Some energy companies provide energy-saving options such as British Gas’s “green tariffs”, and GoodEnergy’s use of energy from renewable sources.

Female Entrepreneur Focus: Lara Morgan

Wednesday, March 14th, 2012

Lara Morgan initially founded a toiletries supplying business Pacific Direct in 1991, later selling it for £20 million in 2008.  She has since started Company Shortcuts, which focuses on helping other entrepreneurs with their business ventures.

In a recent magazine interview she narrowed her “top business tips” down to 5 fundamental mantras:

  1. “Sales are all you need”
  2. “Do admin outside business hours”
  3. “Hold on to equity”
  4. “Don’t stick to one mentor”
  5. “Don’t employ lightly”.

The first four tips speak for themselves.  With regards the fifth, Morgan emphasises the fact that becoming an employer means taking on a lot of additional responsibility.

Off To See My Lawyer are of course here to help you assess the pros and cons of taking on employees, considering UK and EU legal requirements, procedures and statutory duties of care; and taxation issues. (First appeared in Stylist Magazine

Plagiarism in the Design Industry

Monday, March 12th, 2012

Plagiarism has always been a problem for designers, and has been the cause of many legal claims being made over the years.  This inevitably causes a lot of fuss and bother for the alleged victim.  For example, in order to successfully claim breach of copyright the claimant needs to prove that copying has occurred; that they were the original author/designer, and that the piece that was copied was sufficiently original to merit protection in the first place.  And for “passing off” there needs to be actual evidence of confusion and damage (such as loss of profits or harm to reputation).  IP rights such as registered design rights and trade marks can be more easily protected – but of course, there is always the additional issue of legal costs lurking in the background, too!

Tatty Devine may have avoided all of this trouble and expense, however – simply by publishing a blogpost entitled “Can You Spot the Difference?”  They displayed an image of one of their own necklaces featuring a dinosaur design (which retail at £132) alongside some suspiciously similar-looking dinosaur necklaces being sold by Claire’s Accessories (being sold for £4).  After tweeting the blogpost to its 13,000 followers, all Tatty Devine had to do was to sit back and await the response!
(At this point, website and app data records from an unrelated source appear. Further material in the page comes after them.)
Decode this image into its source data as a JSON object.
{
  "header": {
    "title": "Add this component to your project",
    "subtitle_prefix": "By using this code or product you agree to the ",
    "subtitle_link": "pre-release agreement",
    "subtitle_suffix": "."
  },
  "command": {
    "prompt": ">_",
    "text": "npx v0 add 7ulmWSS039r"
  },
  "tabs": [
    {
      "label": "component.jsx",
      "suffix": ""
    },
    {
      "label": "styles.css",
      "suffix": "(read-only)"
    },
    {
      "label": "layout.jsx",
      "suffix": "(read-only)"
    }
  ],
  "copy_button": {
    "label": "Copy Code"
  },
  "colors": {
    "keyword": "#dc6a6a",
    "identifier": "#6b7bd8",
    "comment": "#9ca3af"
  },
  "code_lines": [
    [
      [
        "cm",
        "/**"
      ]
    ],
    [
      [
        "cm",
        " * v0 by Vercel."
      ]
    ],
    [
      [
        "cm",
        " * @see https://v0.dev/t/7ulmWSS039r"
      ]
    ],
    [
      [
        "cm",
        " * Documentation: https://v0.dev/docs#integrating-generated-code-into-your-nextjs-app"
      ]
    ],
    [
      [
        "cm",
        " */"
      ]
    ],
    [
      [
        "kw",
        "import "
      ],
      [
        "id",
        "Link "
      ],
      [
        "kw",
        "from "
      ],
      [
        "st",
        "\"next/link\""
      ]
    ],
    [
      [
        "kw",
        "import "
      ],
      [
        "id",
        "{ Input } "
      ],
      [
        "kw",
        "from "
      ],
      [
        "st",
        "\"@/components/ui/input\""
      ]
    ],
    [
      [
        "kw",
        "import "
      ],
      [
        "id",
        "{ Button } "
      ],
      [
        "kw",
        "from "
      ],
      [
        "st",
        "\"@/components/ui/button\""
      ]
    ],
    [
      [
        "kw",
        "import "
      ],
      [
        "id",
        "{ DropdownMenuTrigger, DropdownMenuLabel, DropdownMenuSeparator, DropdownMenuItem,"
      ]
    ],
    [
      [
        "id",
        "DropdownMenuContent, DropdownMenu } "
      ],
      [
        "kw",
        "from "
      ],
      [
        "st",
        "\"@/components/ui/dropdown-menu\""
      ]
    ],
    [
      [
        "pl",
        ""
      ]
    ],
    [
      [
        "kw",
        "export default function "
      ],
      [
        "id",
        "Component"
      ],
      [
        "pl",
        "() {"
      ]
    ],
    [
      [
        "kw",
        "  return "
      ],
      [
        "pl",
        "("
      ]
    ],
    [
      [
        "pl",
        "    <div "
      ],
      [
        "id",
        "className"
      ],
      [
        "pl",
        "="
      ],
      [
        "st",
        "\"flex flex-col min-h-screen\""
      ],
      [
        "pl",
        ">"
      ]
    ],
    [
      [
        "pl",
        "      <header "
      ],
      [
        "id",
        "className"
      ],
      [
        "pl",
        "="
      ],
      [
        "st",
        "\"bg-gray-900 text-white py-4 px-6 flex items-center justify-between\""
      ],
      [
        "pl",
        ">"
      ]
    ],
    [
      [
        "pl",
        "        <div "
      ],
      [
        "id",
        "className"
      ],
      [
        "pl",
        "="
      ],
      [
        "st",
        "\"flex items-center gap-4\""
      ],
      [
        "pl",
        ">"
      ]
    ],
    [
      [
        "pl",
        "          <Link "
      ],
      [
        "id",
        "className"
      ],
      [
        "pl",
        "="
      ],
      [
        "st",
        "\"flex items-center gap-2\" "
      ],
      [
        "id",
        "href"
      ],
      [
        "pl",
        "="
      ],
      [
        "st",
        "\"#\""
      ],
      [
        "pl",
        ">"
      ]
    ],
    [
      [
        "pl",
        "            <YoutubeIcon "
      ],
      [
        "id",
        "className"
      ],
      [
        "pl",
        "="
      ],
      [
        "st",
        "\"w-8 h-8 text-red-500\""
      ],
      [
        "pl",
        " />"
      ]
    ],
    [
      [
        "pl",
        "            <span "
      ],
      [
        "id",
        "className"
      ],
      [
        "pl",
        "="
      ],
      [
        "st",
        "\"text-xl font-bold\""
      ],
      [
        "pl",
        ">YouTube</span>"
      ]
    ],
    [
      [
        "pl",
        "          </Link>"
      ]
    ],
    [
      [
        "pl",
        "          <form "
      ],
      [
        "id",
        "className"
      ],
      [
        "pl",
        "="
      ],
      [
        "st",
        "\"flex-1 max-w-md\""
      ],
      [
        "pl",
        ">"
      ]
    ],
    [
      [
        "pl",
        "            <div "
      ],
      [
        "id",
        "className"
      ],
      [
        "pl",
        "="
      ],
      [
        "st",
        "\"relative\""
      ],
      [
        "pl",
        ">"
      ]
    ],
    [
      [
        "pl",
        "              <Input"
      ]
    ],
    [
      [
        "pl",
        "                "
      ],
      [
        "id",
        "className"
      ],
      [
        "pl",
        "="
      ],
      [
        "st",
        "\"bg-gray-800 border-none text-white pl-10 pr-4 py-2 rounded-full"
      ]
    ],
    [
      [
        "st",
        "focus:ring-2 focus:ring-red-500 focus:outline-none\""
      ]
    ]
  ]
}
Claire’s Accessories Facebook page was then inundated by posts from the general public complaining about how they had been “blatently ripping off” Tatty Devine’s designs, and that Claire’s should “be ashamed of [themselves]”.

Rosie Wolfenden, one of Tatty Devine’s two owner/directors stated in an interview with the Guardian newspaper, “We feel this is the best way to deal with copycats, as it puts the issue in the public domain and lets customers decide.”

Of course, Tatty Devine are lucky enough to have already secured a large fan base.  For smaller, lesser well-known businesses, it is a much greater problem when competitors copy their designs.  If you have any concerns on this subject, please contact us at